Duration: July 2015 to June 2016 (12 months)
Project partners: Upper Austria University of Applied Sciences, Logistikum Steyr; IT-eXperience Informationstechnologie GesmbH; TU Vienna, Institute of Transport Sciences
LOI partners: checkrobin GesmbH; swissconnect AG; Österreichische Post AG; ÖAR – umbrella organisation of Austrian associations for the disabled; mobility agency Vienna – foot traffic representative of the city of Vienna; Walk-space – the Austrian association for pedestrians; Designer Outlet Center Parndorf; Raiffeisenbank – climate protection initiative; Zurich University of Applied Sciences; Newcaste University – newrail; Swiss Federal Railways

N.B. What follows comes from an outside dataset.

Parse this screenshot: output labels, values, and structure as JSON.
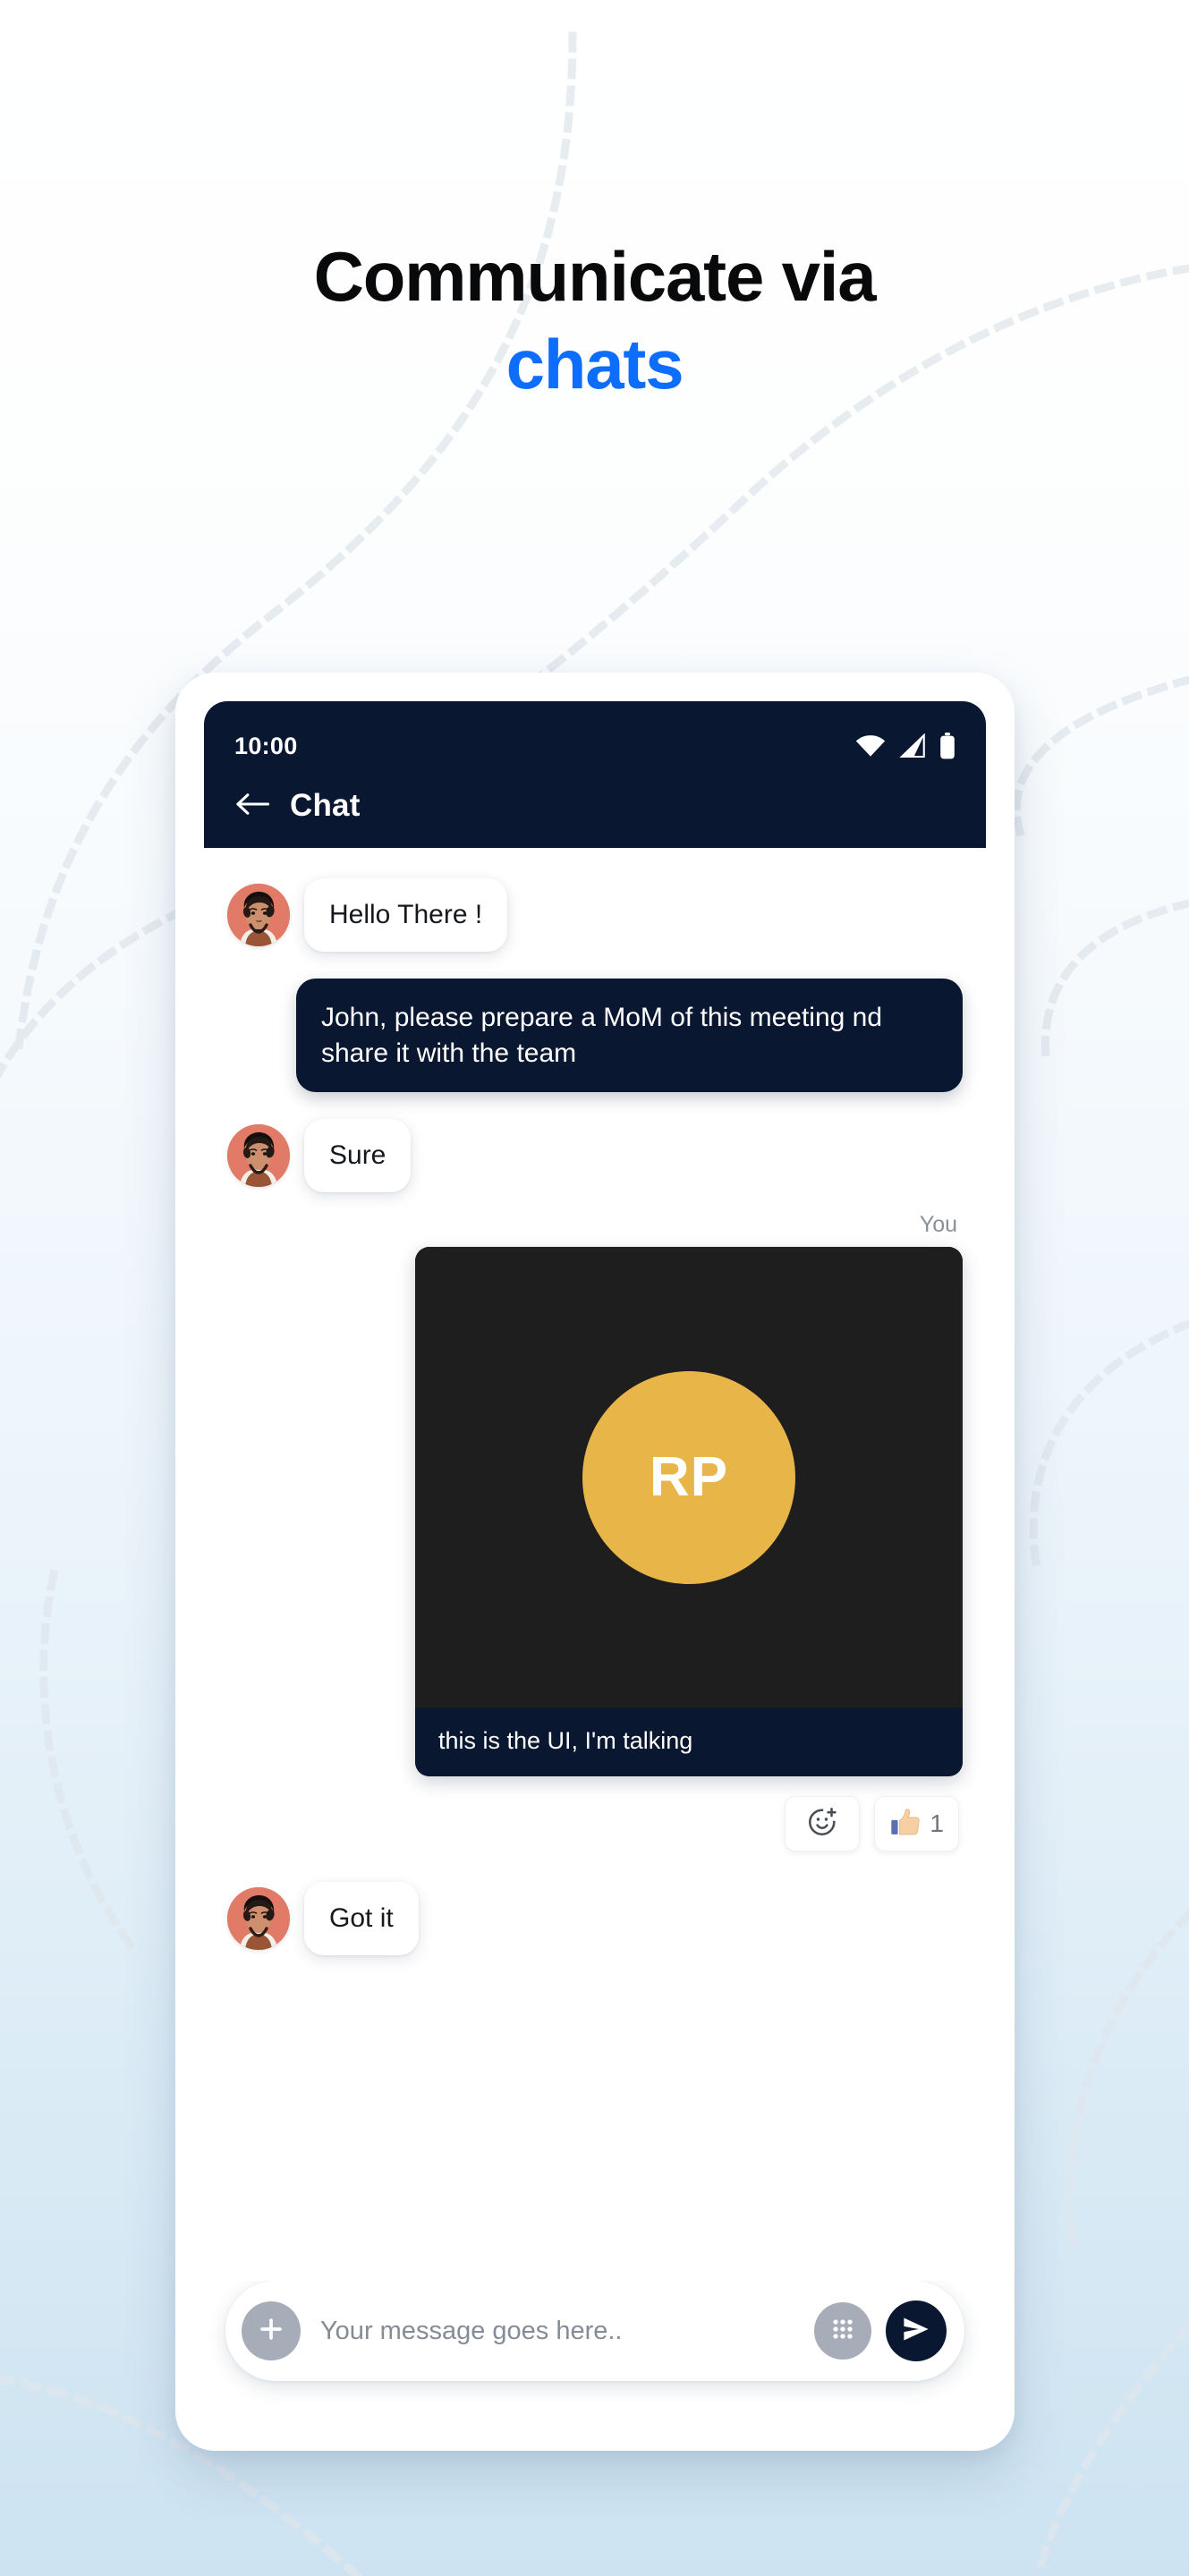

Project description: Due to increasing online trade and the ever closer networking of the business world, the transport needs for small goods are increasing in both the private and business sectors. Timely transports over often short distances play an important role in the B2B sector. In the private sector, questions concerning the dispatch and receipt of goods with regard to flexibility (e.g. required presence) are important. Unsuccessful delivery attempts often lead to a second unsuccessful delivery attempt and then to consignation. This leads to unproductive additional traffic expenditure with corresponding environmental pollution. Especially in (sub)urban areas there is a high proportion of permanent and actively mobile people. The Wiener Linien alone carries approx. 2,5 million passengers daily. Approx. 40% of all distances in Vienna are covered by public transport, approx. 33% entirely on foot or by bicycle. These figures illustrate the great potential for the transport of small goods using everyday, sustainable and active forms of mobility.
The aim of the GoodOnFoot project was to analyse whether and under what conditions the existing active and sustainable mobility could be merged with the need for the transport of small goods. An implementation scenario can be outlined as follows: People who could take goods with them on everyday routes register in the system and can be located on selected routes or determine the planned route using a route planner. If a person now wants to send goods, he or she specifies the desired pick-up and destination points and suitable time windows in the system. The system automatically locates the nearest person on whose route the desired pick-up and delivery point are located and establishes the link between the two persons. In addition to B2B “courier services”, this system is particularly suitable for the last mile. The result of GoodOnFoot is a clear statement as to whether a small goods transport system can be implemented using already existing active and sustainable mobility in urban and suburban areas.
Contact: DI Dr. Bernhard Rüger